• WHAT YOU WILL DO:
Do any lines in the data below contain "cases"? If so, copy every one of them.

[[ INFORMATION PROVIDED, beginning ]]

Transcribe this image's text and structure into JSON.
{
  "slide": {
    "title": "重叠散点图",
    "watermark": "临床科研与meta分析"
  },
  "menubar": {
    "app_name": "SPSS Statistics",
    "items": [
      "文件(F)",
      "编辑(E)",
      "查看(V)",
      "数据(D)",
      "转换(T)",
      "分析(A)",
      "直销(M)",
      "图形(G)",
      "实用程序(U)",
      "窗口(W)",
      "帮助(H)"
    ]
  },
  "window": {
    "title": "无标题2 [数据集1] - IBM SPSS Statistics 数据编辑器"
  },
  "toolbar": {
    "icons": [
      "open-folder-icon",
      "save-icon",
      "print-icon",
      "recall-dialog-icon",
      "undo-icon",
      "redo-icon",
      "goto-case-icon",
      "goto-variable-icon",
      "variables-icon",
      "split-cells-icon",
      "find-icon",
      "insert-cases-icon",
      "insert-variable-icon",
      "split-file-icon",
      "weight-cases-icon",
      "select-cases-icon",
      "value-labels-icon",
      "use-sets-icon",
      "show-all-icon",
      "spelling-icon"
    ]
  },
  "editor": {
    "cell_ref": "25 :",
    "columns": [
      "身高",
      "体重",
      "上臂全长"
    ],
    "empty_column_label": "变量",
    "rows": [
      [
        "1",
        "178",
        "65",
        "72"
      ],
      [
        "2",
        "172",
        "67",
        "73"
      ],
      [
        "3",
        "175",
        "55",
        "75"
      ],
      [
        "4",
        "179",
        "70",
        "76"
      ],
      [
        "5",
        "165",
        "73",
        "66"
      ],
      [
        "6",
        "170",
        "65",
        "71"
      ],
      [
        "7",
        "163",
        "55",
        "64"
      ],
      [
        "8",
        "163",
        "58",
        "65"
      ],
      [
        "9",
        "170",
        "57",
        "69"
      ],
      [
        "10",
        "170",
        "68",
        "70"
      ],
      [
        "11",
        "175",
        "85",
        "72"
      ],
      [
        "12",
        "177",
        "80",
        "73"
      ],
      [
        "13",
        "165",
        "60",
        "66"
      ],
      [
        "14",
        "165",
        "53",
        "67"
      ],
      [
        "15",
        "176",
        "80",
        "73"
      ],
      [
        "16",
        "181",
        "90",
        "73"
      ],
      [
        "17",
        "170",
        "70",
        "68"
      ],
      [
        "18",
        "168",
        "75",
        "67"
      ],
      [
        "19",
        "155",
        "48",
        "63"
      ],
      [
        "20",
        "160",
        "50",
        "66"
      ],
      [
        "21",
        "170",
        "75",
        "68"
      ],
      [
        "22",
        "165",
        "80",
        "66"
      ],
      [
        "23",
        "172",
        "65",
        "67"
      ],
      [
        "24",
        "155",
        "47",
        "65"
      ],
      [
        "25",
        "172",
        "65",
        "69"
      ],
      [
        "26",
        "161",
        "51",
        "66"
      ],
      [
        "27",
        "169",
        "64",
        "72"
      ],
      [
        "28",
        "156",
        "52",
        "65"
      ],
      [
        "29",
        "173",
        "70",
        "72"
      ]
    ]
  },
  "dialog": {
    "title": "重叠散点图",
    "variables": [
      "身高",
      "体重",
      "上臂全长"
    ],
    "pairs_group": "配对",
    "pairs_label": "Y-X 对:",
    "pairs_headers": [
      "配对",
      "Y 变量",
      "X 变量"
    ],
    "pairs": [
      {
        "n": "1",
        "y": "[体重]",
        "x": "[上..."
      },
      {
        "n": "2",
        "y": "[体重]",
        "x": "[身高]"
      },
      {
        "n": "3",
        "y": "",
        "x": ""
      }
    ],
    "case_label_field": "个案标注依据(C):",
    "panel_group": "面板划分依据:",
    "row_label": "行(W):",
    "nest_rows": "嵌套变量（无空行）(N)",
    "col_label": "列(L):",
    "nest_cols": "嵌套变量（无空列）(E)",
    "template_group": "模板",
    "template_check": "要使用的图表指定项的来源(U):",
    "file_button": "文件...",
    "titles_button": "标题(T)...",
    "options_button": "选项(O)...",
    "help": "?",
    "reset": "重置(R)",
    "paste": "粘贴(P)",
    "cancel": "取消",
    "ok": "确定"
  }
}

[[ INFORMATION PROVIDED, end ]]

• ANSWER SECTION:
      "insert-cases-icon",
      "weight-cases-icon",
      "select-cases-icon",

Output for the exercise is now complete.